(Website and app data records)
#####
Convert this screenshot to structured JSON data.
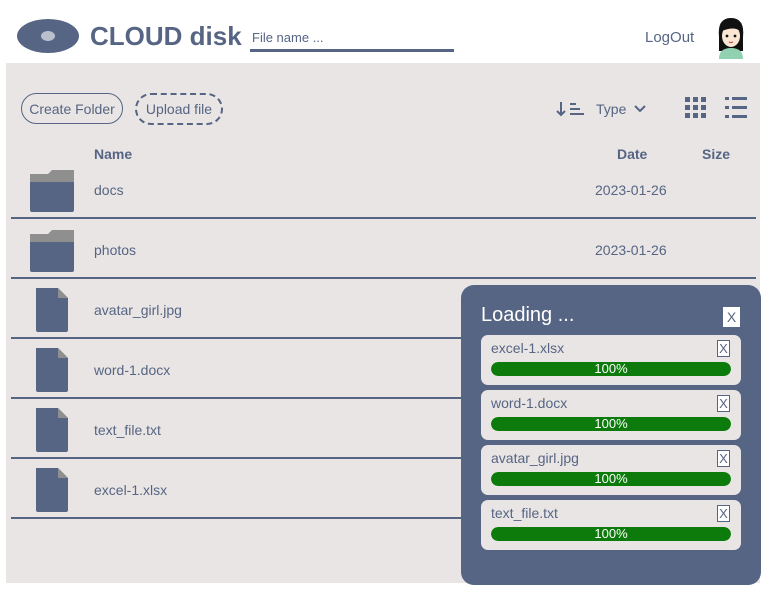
{
  "header": {
    "title": "CLOUD disk",
    "search_placeholder": "File name ...",
    "logout_label": "LogOut"
  },
  "toolbar": {
    "create_folder_label": "Create Folder",
    "upload_file_label": "Upload file",
    "sort_label": "Type"
  },
  "columns": {
    "name": "Name",
    "date": "Date",
    "size": "Size"
  },
  "files": [
    {
      "name": "docs",
      "date": "2023-01-26",
      "kind": "folder",
      "icon": "folder-icon"
    },
    {
      "name": "photos",
      "date": "2023-01-26",
      "kind": "folder",
      "icon": "folder-icon"
    },
    {
      "name": "avatar_girl.jpg",
      "date": "",
      "kind": "file",
      "icon": "file-icon"
    },
    {
      "name": "word-1.docx",
      "date": "",
      "kind": "file",
      "icon": "file-icon"
    },
    {
      "name": "text_file.txt",
      "date": "",
      "kind": "file",
      "icon": "file-icon"
    },
    {
      "name": "excel-1.xlsx",
      "date": "",
      "kind": "file",
      "icon": "file-icon"
    }
  ],
  "uploader": {
    "title": "Loading ...",
    "close_label": "X",
    "items": [
      {
        "name": "excel-1.xlsx",
        "progress": "100%",
        "close": "X",
        "progress_value": 1.0
      },
      {
        "name": "word-1.docx",
        "progress": "100%",
        "close": "X",
        "progress_value": 1.0
      },
      {
        "name": "avatar_girl.jpg",
        "progress": "100%",
        "close": "X",
        "progress_value": 1.0
      },
      {
        "name": "text_file.txt",
        "progress": "100%",
        "close": "X",
        "progress_value": 1.0
      }
    ]
  },
  "colors": {
    "accent": "#566583",
    "background": "#e9e5e4",
    "progress": "#0c7b0b"
  }
}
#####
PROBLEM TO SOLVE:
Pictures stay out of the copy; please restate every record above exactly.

ANSWER TO THIS TASK:
Convert this screenshot to structured JSON data.
{
  "header": {
    "title": "CLOUD disk",
    "search_placeholder": "File name ...",
    "logout_label": "LogOut"
  },
  "toolbar": {
    "create_folder_label": "Create Folder",
    "upload_file_label": "Upload file",
    "sort_label": "Type"
  },
  "columns": {
    "name": "Name",
    "date": "Date",
    "size": "Size"
  },
  "files": [
    {
      "name": "docs",
      "date": "2023-01-26",
      "kind": "folder",
      "icon": "folder-icon"
    },
    {
      "name": "photos",
      "date": "2023-01-26",
      "kind": "folder",
      "icon": "folder-icon"
    },
    {
      "name": "avatar_girl.jpg",
      "date": "",
      "kind": "file",
      "icon": "file-icon"
    },
    {
      "name": "word-1.docx",
      "date": "",
      "kind": "file",
      "icon": "file-icon"
    },
    {
      "name": "text_file.txt",
      "date": "",
      "kind": "file",
      "icon": "file-icon"
    },
    {
      "name": "excel-1.xlsx",
      "date": "",
      "kind": "file",
      "icon": "file-icon"
    }
  ],
  "uploader": {
    "title": "Loading ...",
    "close_label": "X",
    "items": [
      {
        "name": "excel-1.xlsx",
        "progress": "100%",
        "close": "X",
        "progress_value": 1.0
      },
      {
        "name": "word-1.docx",
        "progress": "100%",
        "close": "X",
        "progress_value": 1.0
      },
      {
        "name": "avatar_girl.jpg",
        "progress": "100%",
        "close": "X",
        "progress_value": 1.0
      },
      {
        "name": "text_file.txt",
        "progress": "100%",
        "close": "X",
        "progress_value": 1.0
      }
    ]
  },
  "colors": {
    "accent": "#566583",
    "background": "#e9e5e4",
    "progress": "#0c7b0b"
  }
}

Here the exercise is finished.